You know what's interesting about the law is how people can wrap themselves in it like a protective overcoat when they need to.
I'm thinking of Blake Shelton, who calls himself a country singer. He likes to promote a rakish image of himself. He told CNN in 2011, "My heart and soul is about being a redneck...and drinking...and being stupid, you know?"
Words that will echo through the ages.
But a judge says that even though Shelton says he drinks a lot, that doesn't mean that an In Touch Weekly magazine story claiming he has a drinking problem is protected speech.
Picture this, if you will: young men and women grow up and study hard so they can get out of high school and into college and then law school. And they learn the laws and pass the exams and are qualified to go to court and help society hammer out the thorny issues that need contemplation, such as, is it ok for someone to say the things about you that you say about yourself?
In Touch ran a cover story on Shelton last fall. In big bright yellow letters, the headline screamed REHAB FOR BLAKE.
That was not quite true. Shelton never has been in rehab and the magazine was wrong to say so, although they say that saying so was not libel because "it would be entirely commendable for Shelton to seek rehab considering his undisputed history of bragging about his own drunkenness and his well-publicized behavior while under the influence of alcohol.”
So, their defense is, well maybe he didn't go to rehab, but we think he SHOULD have, so we said he did.
So here we are with one person boasting of his contumacious behavior while under the influence of alcohol.
And a magazine saying that that gives them the right to say anything they want about that person.

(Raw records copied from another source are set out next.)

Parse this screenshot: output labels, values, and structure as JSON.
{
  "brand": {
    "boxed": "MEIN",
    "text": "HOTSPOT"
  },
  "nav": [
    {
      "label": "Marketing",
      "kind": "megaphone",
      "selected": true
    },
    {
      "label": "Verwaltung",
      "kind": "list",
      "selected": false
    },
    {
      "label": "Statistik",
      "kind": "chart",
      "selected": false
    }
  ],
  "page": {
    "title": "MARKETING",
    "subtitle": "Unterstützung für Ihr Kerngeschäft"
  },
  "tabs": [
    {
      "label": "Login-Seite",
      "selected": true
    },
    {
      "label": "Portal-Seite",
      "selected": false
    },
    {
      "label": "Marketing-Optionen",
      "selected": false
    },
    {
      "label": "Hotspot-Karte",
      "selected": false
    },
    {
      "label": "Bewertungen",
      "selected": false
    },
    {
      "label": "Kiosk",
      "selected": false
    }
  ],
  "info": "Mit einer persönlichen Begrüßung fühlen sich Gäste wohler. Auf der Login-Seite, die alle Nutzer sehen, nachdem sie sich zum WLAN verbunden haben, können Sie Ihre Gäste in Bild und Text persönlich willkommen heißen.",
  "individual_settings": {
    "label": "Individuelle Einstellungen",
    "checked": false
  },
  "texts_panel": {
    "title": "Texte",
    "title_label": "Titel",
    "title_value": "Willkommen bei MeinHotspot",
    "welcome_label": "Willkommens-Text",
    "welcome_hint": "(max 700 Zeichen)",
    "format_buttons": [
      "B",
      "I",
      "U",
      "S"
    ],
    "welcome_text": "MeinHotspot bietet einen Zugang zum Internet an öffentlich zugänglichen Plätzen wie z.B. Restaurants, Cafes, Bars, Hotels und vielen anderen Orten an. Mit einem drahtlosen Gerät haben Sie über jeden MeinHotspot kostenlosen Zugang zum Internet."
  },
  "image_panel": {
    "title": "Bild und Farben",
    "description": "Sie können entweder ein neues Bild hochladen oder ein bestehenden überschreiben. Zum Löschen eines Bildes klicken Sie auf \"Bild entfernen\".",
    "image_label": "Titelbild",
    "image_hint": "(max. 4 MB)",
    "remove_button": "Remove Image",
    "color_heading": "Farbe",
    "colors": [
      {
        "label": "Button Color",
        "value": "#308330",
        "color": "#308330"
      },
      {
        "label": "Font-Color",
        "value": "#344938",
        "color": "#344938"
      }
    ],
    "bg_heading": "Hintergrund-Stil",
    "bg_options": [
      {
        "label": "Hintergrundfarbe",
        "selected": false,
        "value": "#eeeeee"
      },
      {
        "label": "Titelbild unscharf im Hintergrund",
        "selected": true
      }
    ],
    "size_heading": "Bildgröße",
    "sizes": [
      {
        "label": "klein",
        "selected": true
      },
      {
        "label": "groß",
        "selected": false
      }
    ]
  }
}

And a country full of people willing to fork over $2.99 to read stuff that may or may not be true about people they may or may not ever meet.
I'm so confused.